Data to use -
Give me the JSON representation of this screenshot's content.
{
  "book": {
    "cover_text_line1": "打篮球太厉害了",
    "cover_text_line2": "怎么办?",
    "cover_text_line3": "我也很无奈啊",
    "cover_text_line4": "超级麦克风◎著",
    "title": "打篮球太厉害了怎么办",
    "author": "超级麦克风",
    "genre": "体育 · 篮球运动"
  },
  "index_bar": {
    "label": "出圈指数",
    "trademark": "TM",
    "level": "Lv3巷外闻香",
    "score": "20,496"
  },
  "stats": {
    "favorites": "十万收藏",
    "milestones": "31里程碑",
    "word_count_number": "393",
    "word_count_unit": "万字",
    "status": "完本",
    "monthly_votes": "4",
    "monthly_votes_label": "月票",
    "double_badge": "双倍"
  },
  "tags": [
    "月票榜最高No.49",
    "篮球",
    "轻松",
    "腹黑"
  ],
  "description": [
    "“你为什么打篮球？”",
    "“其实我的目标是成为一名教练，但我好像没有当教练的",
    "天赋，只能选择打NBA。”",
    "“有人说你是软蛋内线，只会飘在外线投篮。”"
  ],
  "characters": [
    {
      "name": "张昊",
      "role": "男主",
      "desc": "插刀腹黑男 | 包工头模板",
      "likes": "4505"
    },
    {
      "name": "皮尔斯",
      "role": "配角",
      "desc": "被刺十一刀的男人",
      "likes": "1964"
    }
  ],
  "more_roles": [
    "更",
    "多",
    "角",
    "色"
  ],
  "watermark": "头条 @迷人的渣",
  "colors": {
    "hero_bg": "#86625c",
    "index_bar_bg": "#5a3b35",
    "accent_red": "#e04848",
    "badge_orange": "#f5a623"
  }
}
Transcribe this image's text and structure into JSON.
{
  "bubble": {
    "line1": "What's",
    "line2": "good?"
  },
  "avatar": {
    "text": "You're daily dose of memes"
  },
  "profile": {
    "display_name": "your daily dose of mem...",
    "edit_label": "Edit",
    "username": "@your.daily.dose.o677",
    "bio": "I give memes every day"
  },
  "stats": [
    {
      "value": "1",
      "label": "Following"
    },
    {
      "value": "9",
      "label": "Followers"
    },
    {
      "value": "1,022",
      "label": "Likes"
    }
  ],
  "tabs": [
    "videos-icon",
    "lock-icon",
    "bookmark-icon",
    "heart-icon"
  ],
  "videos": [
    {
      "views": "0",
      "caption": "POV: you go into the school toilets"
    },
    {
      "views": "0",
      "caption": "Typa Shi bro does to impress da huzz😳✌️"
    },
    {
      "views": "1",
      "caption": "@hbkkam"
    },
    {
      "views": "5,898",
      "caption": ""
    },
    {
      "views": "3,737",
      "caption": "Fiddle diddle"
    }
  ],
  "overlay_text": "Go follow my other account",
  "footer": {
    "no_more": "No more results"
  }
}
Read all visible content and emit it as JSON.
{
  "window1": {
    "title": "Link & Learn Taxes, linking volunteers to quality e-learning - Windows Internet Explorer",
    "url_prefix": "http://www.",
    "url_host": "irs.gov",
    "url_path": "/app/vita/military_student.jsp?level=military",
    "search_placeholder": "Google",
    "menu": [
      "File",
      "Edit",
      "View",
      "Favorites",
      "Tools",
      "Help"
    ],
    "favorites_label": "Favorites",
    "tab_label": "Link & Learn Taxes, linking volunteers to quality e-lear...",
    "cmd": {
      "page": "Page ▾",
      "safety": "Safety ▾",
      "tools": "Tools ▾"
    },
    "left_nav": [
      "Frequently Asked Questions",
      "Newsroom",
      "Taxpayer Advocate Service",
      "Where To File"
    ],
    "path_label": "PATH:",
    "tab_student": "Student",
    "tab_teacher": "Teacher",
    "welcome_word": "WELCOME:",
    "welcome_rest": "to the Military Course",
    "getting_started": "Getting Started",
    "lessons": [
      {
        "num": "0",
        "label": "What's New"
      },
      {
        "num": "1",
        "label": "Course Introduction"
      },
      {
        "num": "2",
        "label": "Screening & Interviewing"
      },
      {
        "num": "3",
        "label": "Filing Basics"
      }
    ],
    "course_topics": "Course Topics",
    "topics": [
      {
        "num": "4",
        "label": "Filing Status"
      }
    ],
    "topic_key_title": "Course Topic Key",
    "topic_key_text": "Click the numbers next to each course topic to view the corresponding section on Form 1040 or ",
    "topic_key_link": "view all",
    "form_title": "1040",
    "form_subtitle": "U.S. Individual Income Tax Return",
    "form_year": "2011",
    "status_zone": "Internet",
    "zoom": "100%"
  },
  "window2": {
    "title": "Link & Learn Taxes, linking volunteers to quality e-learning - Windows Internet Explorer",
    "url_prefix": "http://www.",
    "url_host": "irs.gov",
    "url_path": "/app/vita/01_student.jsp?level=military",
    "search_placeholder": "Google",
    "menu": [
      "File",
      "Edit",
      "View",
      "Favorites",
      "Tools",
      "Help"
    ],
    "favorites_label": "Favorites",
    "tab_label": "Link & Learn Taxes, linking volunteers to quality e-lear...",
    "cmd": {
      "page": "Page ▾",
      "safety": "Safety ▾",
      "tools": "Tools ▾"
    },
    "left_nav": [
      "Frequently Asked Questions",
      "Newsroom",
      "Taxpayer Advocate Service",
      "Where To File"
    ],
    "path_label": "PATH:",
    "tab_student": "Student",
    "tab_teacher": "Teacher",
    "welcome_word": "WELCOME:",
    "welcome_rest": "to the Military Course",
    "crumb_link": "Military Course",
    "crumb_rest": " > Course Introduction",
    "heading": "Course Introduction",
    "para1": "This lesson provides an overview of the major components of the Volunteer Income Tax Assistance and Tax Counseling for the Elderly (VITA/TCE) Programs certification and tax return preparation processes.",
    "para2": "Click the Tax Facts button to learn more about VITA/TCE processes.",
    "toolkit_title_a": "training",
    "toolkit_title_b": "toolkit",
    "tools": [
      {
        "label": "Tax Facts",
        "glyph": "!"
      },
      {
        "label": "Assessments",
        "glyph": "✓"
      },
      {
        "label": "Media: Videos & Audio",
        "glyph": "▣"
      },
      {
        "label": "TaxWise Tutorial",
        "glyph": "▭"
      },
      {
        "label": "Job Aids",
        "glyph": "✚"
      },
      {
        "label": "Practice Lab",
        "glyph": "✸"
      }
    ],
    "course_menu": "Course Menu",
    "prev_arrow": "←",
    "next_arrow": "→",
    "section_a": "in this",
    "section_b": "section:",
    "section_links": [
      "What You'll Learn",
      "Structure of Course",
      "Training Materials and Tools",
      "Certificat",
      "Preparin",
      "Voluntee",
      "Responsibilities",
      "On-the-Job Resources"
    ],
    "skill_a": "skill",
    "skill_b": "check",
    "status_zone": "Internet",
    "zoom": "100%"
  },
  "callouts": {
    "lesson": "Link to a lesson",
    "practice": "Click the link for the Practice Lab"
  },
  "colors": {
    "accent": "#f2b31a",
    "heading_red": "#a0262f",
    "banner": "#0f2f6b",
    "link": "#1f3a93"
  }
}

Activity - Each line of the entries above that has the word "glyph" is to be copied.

Task answer -
        "glyph": "!"
        "glyph": "✓"
        "glyph": "▣"
        "glyph": "▭"
        "glyph": "✚"
        "glyph": "✸"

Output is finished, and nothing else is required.